Vowels of Aghul[5]
Front Central Back
Close i ɯ u
Mid e
Open a


Consonant phonemes of Aghul[6]
Labial Dental Alveolar Palatal Velar Uvular Pharyn-
plain lab.
Nasal m n
Plosive voiced b d ɡ
voiceless fortis
lenis p t k q ʔ
Affricate voiced d͡ʒ d͡ʒʷ
voiceless fortis t͡sː t͡ʃː t͡ʃːʷ
lenis t͡s t͡ʃ t͡ʃʷ
ejective t͡sʼ t͡ʃʼ t͡ʃʷʼ
Fricative voiceless fortis ʃː ʃːʷ χː
lenis f s ʃ ʃʷ x χ
voiced v z ʒ ʒʷ ʁ ʢ ɦ
Trill r ʜ
Approximant l j


А а Б б В в Г г Гъ гъ Гь гь Гӏ гӏ
Д д Дж дж Е е Ё ё Ж ж З з И и Й й
К к Кк кк Къ къ Кь кь Кӏ кӏ Л л М м Н н
О о П п Пп пп Пӏ пӏ Р р С с Т т Тт тт
Тӏ тӏ У у Уь уь Ф ф Х х Хъ хъ Хь хь Хӏ хӏ
Ц ц Цӏ цӏ Ч ч Чч чч Чӏ чӏ Ш ш Щ щ ъ
ӏ ы ь Э э Ю ю Я я

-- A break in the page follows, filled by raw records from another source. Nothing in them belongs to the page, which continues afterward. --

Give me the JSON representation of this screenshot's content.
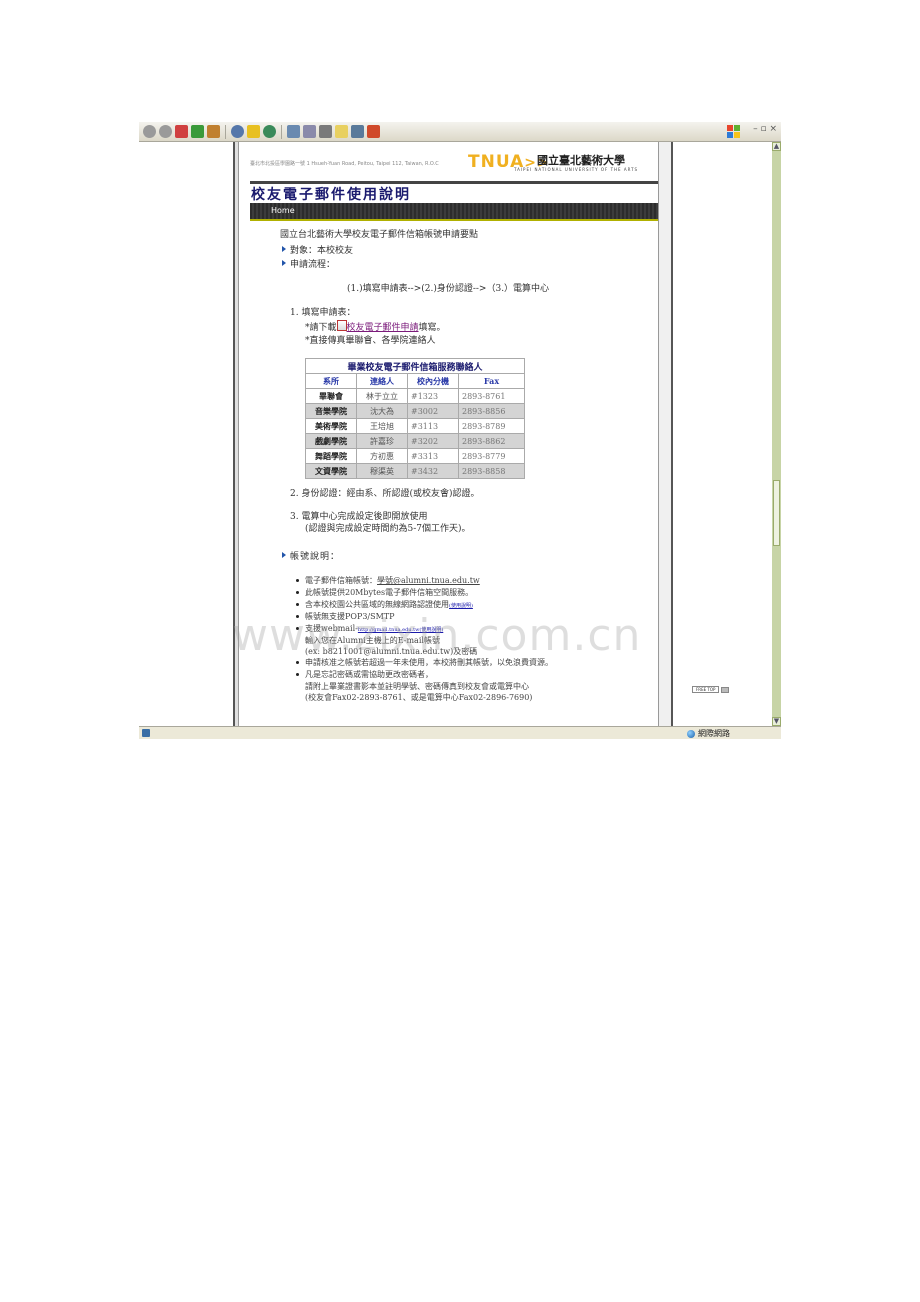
{
  "browser": {
    "status_zone": "網際網路"
  },
  "header": {
    "address": "臺北市北投區學園路一號 1 Hsueh-Yuan Road, Peitou, Taipei 112, Taiwan, R.O.C",
    "logo_text": "TNUA",
    "logo_chevrons": ">>",
    "university_name": "國立臺北藝術大學",
    "university_name_en": "TAIPEI NATIONAL UNIVERSITY OF THE ARTS"
  },
  "page": {
    "title": "校友電子郵件使用說明",
    "nav_home": "Home",
    "heading": "國立台北藝術大學校友電子郵件信箱帳號申請要點",
    "target": "對象：本校校友",
    "process_label": "申請流程：",
    "process_steps": "(1.)填寫申請表-->(2.)身份認證-->（3.）電算中心",
    "step1_label": "1.  填寫申請表：",
    "step1_line1_pre": "*請下載",
    "step1_link": "校友電子郵件申請",
    "step1_line1_post": "填寫。",
    "step1_line2": "*直接傳真畢聯會、各學院連絡人",
    "step2": "2.  身份認證：經由系、所認證(或校友會)認證。",
    "step3_line1": "3.  電算中心完成設定後即開放使用",
    "step3_line2": "(認證與完成設定時間約為5-7個工作天)。",
    "account_label": "帳號說明：",
    "free_top": "FREE TOP"
  },
  "contact_table": {
    "caption": "畢業校友電子郵件信箱服務聯絡人",
    "headers": [
      "系所",
      "連絡人",
      "校內分機",
      "Fax"
    ],
    "rows": [
      [
        "畢聯會",
        "林于立立",
        "#1323",
        "2893-8761"
      ],
      [
        "音樂學院",
        "沈大為",
        "#3002",
        "2893-8856"
      ],
      [
        "美術學院",
        "王培旭",
        "#3113",
        "2893-8789"
      ],
      [
        "戲劇學院",
        "許嘉珍",
        "#3202",
        "2893-8862"
      ],
      [
        "舞蹈學院",
        "方初惠",
        "#3313",
        "2893-8779"
      ],
      [
        "文資學院",
        "穆渠英",
        "#3432",
        "2893-8858"
      ]
    ]
  },
  "account_notes": {
    "item1_pre": "電子郵件信箱帳號：",
    "item1_value": "學號@alumni.tnua.edu.tw",
    "item2": "此帳號提供20Mbytes電子郵件信箱空間服務。",
    "item3_pre": "含本校校園公共區域的無線網路認證使用",
    "item3_link": "(使用說明)",
    "item4": "帳號無支援POP3/SMTP",
    "item5_pre": "支援webmail-",
    "item5_link": "http://gmail.tnua.edu.tw(使用說明)",
    "item5_line2": "輸入您在Alumni主機上的E-mail帳號",
    "item5_line3": "(ex: b8211001@alumni.tnua.edu.tw)及密碼",
    "item6": "申請核准之帳號若超過一年未使用，本校將刪其帳號，以免浪費資源。",
    "item7_line1": "凡是忘記密碼或需協助更改密碼者，",
    "item7_line2": "請附上畢業證書影本並註明學號、密碼傳真到校友會或電算中心",
    "item7_line3": "(校友會Fax02-2893-8761、或是電算中心Fax02-2896-7690)"
  },
  "watermark": "www.zixin.com.cn",
  "colors": {
    "title": "#1a1a6e",
    "logo": "#f0b020",
    "link": "#7a1a7a",
    "scrollbar": "#c7d4a6"
  }
}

There are four core cases: absolutive, ergative, genitive, and dative, as well as a large series of location cases. All cases other than the absolutive (which is unmarked) and ergative take the ergative suffix before their own suffix.


Independent and predicative adjectives take number marker and class marker; also case if used as nominal. As attribute they are invariable. Thus idžed "good", ergative, idžedi, etc. -n, -s; pl. idžedar; but Idže insandi hhuč qini "The good man killed the wolf" (subject in ergative case).


Personal pronouns[edit]

  Singular (Aghul) Plural (Aghul) Singular (Tokip) Plural (Tokip)
1 zun čin (ex), xin (in) či (ex), xi (in) či, xi
2 wun čun čun ču


Writing system[edit]


Cyrillic writing[edit]

Іисайи пуная гебурис: – ДуьгІе акье миштти: «Дад, Ве ттур гирами хьурай; Ве Паччагьвел адирай. ТІалаб аркьая чин Вакес гьер ягьас гуни. Гъил гьушен че гунагьарилас, чинна гьил гьуршанду кІилди час Іайвелар аркьаттарилас. ХІа темехІера хьас амарта час».[7]


ˡisaji punaja geburis: – Du’gˡe ak’e mištti: "Dad, Ve ttur girami x’uraj; Ve Paččag’vel adiraj. Tˡalab ark’aja čin Vakes g’er jag’as guni. G″il g’ušen če gunag’arilas, činna g’il g’uršandu kˡildi čas ˡajvelar ark’attarilas. Xˡa temexˡera x’as amarta čas." [8]


And he said unto them, When ye pray, say, Our Father which art in heaven, Hallowed be thy name. Thy kingdom come. Thy will be done, as in heaven, so in earth. Give us day by day our daily bread. And forgive us our sins; for we also forgive every one that is indebted to us. And lead us not into temptation; but deliver us from evil.[9]


  1. ^ Aghul at Ethnologue (18th ed., 2015)
  2. ^ "Aghul".
  3. ^ "Aghul".
  4. ^ a b Ladefoged & Maddieson (1996:167–168)
  5. ^ Magometov, Aleksandr Amarovic. 1970. Agul'skij jazyk: (issledovanie i teksty). Tbilisi: Izdatel'stvo "Mecniereba".
  6. ^ Gippert, Jost. "Titus Didactica: North-East Caucasian Consonant Systems".
  7. ^ "Aghul lp". Archived from the original on 2011-07-04. Retrieved 2016-07-12.
  8. ^ "Photo" (GIF).
  9. ^ "Bible Gateway passage: Luke 11 - King James Version". Bible Gateway.


  • Haspelmath, Martin. 1993. A grammar of Lezgian. (Mouton grammar library; 9). Berlin & New York: Mouton de Gruyter. – ISBN 3-11-013735-6
  • Ladefoged, Peter; Maddieson, Ian (1996), The Sounds of the World's Languages, Oxford: Blackwell, ISBN 0-631-19815-6
  • Talibov, Bukar B. and Magomed M. Gadžiev. 1966. Lezginsko-russkij slovar’. Moskva: Izd. Sovetskaja Ėnciklopedija.

External links[edit]